This is what chapter three narrates. In chapter four, Lin Ying seemed to go to the very extreme. The National Education Commission put out an official document canceling the writing program, saying that the nation should not spend money cultivating degenerate writers who could write nothing but trash that people didn’t want to read and couldn’t understand. Li Jiangjiang was going abroad. Lin Ying found herself nowhere to go. Only her self was left. “In real life we walk a tightrope, trying to maintain balance. On the one side are things we must know; on the other, things we can’t know.
On one side are permitted experiences; on the other, experiences we ache for and dream of. How many times do thoughts of sex push us to the precipice? We tremble, we’re afraid, we dare not take another step. We’re even scared of looking around to see clearly. Lust may be a kind of poison that destroys our lives. But the minute you understand that life by its nature, is going to end anyway, the poison turns from a dangerous temptation to the promise of rebirth. ” These words could explain her extremist behavior—-drawing with her naked body, dancing naked in front of her friends, and making love with different guys with friends watching.

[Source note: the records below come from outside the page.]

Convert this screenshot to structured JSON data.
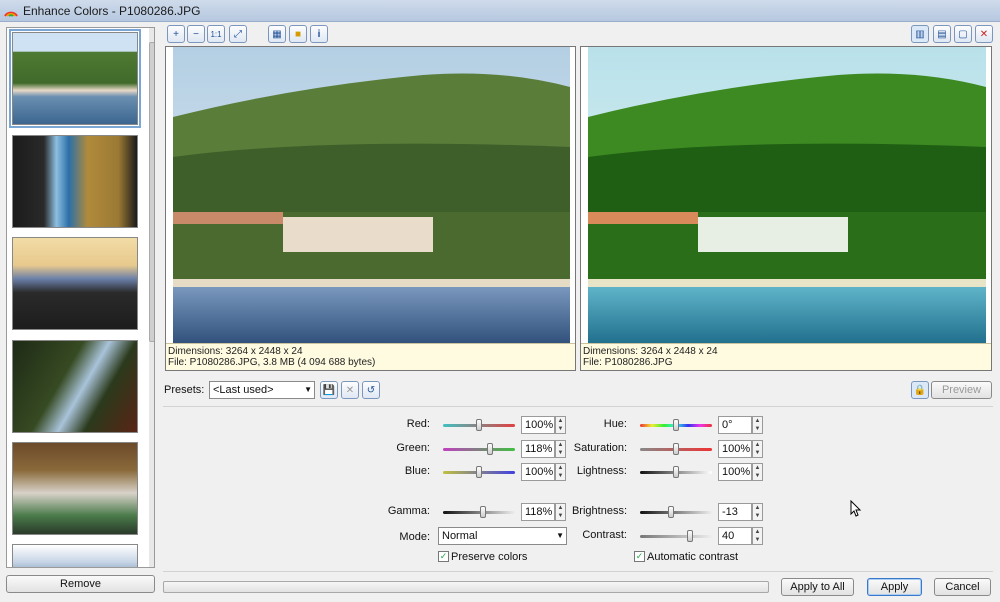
{
  "window": {
    "title": "Enhance Colors - P1080286.JPG"
  },
  "thumbnails": [
    "lake-hillside",
    "hotel-room",
    "person-railing",
    "tree-foliage",
    "child-restaurant",
    "sky-edge"
  ],
  "sidebar": {
    "remove_label": "Remove"
  },
  "toolbar": {
    "left_icons": [
      "zoom-in-icon",
      "zoom-out-icon",
      "actual-size-icon",
      "fit-window-icon",
      "picture-icon",
      "highlight-icon",
      "info-icon"
    ],
    "right_icons": [
      "split-vertical-icon",
      "split-horizontal-icon",
      "single-view-icon",
      "close-view-icon"
    ]
  },
  "original": {
    "dimensions": "Dimensions: 3264 x 2448 x 24",
    "file": "File: P1080286.JPG, 3.8 MB (4 094 688 bytes)"
  },
  "preview_panel": {
    "dimensions": "Dimensions: 3264 x 2448 x 24",
    "file": "File: P1080286.JPG"
  },
  "presets": {
    "label": "Presets:",
    "selected": "<Last used>"
  },
  "preview_button": "Preview",
  "controls": {
    "red": {
      "label": "Red:",
      "value": "100%",
      "level": 0.5
    },
    "green": {
      "label": "Green:",
      "value": "118%",
      "level": 0.65
    },
    "blue": {
      "label": "Blue:",
      "value": "100%",
      "level": 0.5
    },
    "gamma": {
      "label": "Gamma:",
      "value": "118%",
      "level": 0.55
    },
    "mode": {
      "label": "Mode:",
      "selected": "Normal"
    },
    "preserve_colors": {
      "label": "Preserve colors",
      "checked": true
    },
    "hue": {
      "label": "Hue:",
      "value": "0°",
      "level": 0.5
    },
    "saturation": {
      "label": "Saturation:",
      "value": "100%",
      "level": 0.5
    },
    "lightness": {
      "label": "Lightness:",
      "value": "100%",
      "level": 0.5
    },
    "brightness": {
      "label": "Brightness:",
      "value": "-13",
      "level": 0.43
    },
    "contrast": {
      "label": "Contrast:",
      "value": "40",
      "level": 0.7
    },
    "automatic_contrast": {
      "label": "Automatic contrast",
      "checked": true
    }
  },
  "footer": {
    "apply_all": "Apply to All",
    "apply": "Apply",
    "cancel": "Cancel"
  }
}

This group of intellectuals just chose to follow the suit. In the crazy world they were venting their confusion, frustration and desperation. “After the fall of the city, with everything lost, the only thing that I have , that belongs to me, is myself. Why is it that women are ones who give permission? And why do they think it is they who will lose something? Men are the ones who really lose out. ” Lin Ying thought. Sexual freedoms and erotic liberation seem to be only freedoms left to her, but these, too, may lead to betrayal. Li Jiangjiang ran away from the astonishing spot.
He would never have believed that Lin Ying would be reduced to this. Their parting this way was unexpected, and every time her parting with her men was unexpected. When I read the lines that she walked naked into the paddy wagon with handcuffs around her wrists, I feel grievous. She was actually representative of generations at that time. She could have led a happy life in a different circumstance for she was talented, ambitious and thoughtful. Her awareness of being a confident and self-independent female, against the background of Disturbance, distorted into a huge mess.
She must find her bearings on her own. This book could be read as a semi-autobiography of the author Hong Ying, who has experienced the bloody Disturbance in 1989 and so had a close understanding about what has gone through those students’ minds. Hong Ying changes her point of view in narration between the third person and the first person, trying to strike a balance between objectivity and subjectivity, which I think is very successful. However, there is something that I can’t agree with in this translation version—- too much foreignization.
Let me take some examples: “to be promoted was harder than for one of the three thousand beauties of the harem palace to be selected for the emperor’s favors. ” ”So long as the mountains stay green, you won’t have to worry about firewood. ” “the only different being that so many people had learned to sweep the snow only in front of their own doors. ” As the English version is directed towards Westerners who probably don’t have much idea about Chinese allusions, and the purpose of the translation is to inform, domestication is what I recommend.